Decisions of English courts lower in the hierarchy. For example, the House of Lords may follow a Court of Appeal decision, and the Court of appeal may follow a High Court decision, although not strictly bound to do so. In India Supreme Court may follow judgments of High Courts and High Courts may follow judgments of other High Court.
The English decisions referred to by Supreme Court are of courts of a country from which India has derived its jurisprudence and large part of Indian laws and in which the judgments were delivered by Judges held in high repute.
Undoubtedly, none of these decisions are binding upon Supreme Court but they are authorities of high persuasive value to which Courts may legitimately turn for assistance.
Whether the rule laid down in any of these cases can be applied by Courts must, however, be judged in the context of Indian own laws and legal procedure and the practical realities of litigation in India. Forasol v. Oil and Natural Gas Commission, AIR 1984 SC 241; 1984 Supp. SCC 263.
The Supreme Court is not bound by the dicta and authority of English cases.
Chatturbhuj Vithaldas Jasani v. Moreshwar Parashram and others, AIR 1954 SC 236:
Supreme Court although can be guided by English judgement but cannot ignore the rulings of Supreme Court itself.
Samant N. Balakrishna, etc. v. George Fernandez and others etc. AIR 1969 SC 1201; 1969(3) SCC 238.
American cases relating to American constitution cannot be relied for the purpose of examining fundamental rights under Indian Constitution because of difference of social conditions and habits of people of both the countries. Pathumma and others v. State of Kerala and others, AIR 1978 SC 771: 1978(2) SCC 1:
The Courts have to evolve new principles and lay down new norms which would adequately deal with the new problems which arise in a highly industrialized economy. Courts cannot allow its judicial thinking to be constricted by reference to the law as it prevails in England or for the matter of that in any other foreign country.

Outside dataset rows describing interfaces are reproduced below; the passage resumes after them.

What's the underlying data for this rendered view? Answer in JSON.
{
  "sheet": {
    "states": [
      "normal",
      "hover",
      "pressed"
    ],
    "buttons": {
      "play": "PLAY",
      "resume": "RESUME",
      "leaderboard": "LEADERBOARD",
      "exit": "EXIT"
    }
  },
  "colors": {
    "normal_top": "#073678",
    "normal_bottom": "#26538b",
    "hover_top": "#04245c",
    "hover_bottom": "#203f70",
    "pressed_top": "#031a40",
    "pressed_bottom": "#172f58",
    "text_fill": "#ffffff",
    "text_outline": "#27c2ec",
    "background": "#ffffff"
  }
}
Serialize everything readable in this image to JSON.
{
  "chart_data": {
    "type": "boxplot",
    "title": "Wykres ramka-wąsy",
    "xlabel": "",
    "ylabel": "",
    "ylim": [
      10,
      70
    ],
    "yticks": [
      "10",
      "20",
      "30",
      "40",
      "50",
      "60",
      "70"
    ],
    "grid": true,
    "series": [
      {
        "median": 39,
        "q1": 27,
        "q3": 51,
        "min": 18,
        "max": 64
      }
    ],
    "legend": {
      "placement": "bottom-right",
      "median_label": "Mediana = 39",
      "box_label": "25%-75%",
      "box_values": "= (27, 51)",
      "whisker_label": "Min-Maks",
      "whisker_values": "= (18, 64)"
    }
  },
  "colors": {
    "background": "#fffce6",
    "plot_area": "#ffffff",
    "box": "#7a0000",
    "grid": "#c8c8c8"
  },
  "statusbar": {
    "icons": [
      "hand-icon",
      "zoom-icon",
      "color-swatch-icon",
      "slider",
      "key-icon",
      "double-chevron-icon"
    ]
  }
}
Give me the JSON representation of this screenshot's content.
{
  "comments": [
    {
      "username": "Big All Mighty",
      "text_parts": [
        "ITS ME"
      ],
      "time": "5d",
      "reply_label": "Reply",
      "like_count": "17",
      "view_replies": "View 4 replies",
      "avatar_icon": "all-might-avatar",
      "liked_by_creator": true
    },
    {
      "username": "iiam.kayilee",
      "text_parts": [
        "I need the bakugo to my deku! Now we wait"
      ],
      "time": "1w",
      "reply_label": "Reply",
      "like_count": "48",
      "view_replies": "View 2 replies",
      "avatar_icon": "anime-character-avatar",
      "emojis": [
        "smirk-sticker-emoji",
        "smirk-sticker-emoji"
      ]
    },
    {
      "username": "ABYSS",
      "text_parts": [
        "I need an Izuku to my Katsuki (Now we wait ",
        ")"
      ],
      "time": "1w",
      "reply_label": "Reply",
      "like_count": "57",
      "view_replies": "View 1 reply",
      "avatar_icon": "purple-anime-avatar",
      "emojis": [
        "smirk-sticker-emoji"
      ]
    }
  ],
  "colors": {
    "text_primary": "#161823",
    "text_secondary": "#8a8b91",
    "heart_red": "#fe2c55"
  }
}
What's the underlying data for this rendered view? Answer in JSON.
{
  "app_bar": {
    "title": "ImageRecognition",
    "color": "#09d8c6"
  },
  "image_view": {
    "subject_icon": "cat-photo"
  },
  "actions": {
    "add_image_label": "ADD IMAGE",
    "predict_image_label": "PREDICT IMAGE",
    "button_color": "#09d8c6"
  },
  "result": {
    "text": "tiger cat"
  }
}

Indian Courts no longer need the crutches of a foreign legal order. Indian courts have to build up their own jurisprudence. M.C. Mehta and another v. Union of India and others, AIR 1987 SC 1086: 1987(1) SCC 395:Forasol v. Oil and Natural Gas Commission, AIR 1984 SC 241; 1984 Supp. SCC 263.
American cases relating to American constitution cannot be relied for the purpose of examining fundamental right under Indian Constitution because of difference of social conditions and habits of people of both the countries. Pathumma and others v. State of Kerala and others, AIR 1978 SC 771, 1978(2) SCC 1.
Decisions of Privy Council or Federal Court are not binding on Supreme Court. State of Bihar v. Abdul Majid, AIR 1954 SC 245.